In other words, the US can no longer afford to prop up the NATO architecture that serves its geopolitical power projection. Washington’s hegemony is dependent on NATO’s expansion, but Washington, with more than $17 trillion in debt, can no longer afford the colossal bill.
Russia’s new trade and finance pacts with China, Kazakhstan, Belarus and other Eurasian partners are only reinforcing the precariousness of the US dollar and America’s chronic indebted condition.
This gives the real meaning to Obama’s words this week when he said: «We’ve been reminded of Russia’s [alleged] aggression in Ukraine; our free nations cannot be complacent in pursuit of the vision we share of a Europe that is whole and free and at peace».
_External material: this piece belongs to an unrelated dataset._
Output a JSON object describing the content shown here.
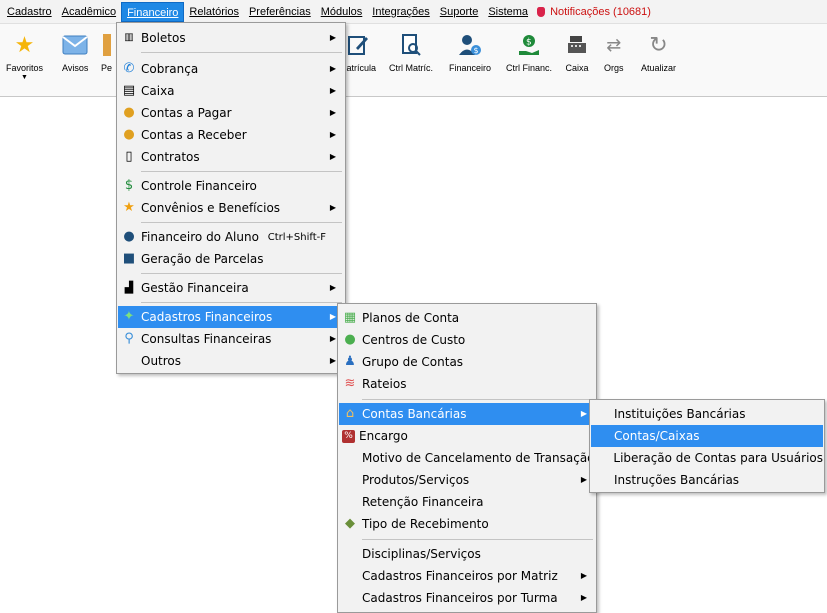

The theme of offloading NATO costs was previewed by Obama in his address at West Point on 28 May when he emphasized the need for «multilateral military action» with «our allies», rather than the US «going it alone».
Ever since the Ukraine crisis erupted at the end of last year, American officials, from Obama down, have been continually chiding European members of NATO to «pitch in» and «pull their weight» with increased military spending.
The American empire has been stretched to fatal over-reach with a military spend that is unsustainable and indeed unbearable given the bankrupt state of US capitalism. And now America wants others to pay the financial cost for the NATO monstrosity that underpins US transatlantic imperialism. It can only pull that chicanery off by inflating purported dangers and threats to Europe and fellow NATO members. As in the old days of the Cold War, Russia is once again being cast as the spectre to scare Europe with and from which the «poor little, defenceless Europeans» will flock to benevolent Uncle Sam for protection.
This is the kind of bogeyman charade that works on little children. Why adult European leaders continue to buy into this patently ridiculous scam is astonishing. America wants Europe to pay for its profligacy and its bankrupt empire of domination, even if that means European economies being drained for the benefit of US militarism and being pushed into an unnecessary war with Russia.
Russia is not the bogeyman; but America is a veritable monster. Let’s get real.
Finian CUNNINGHAM / Strategic Culture Foundation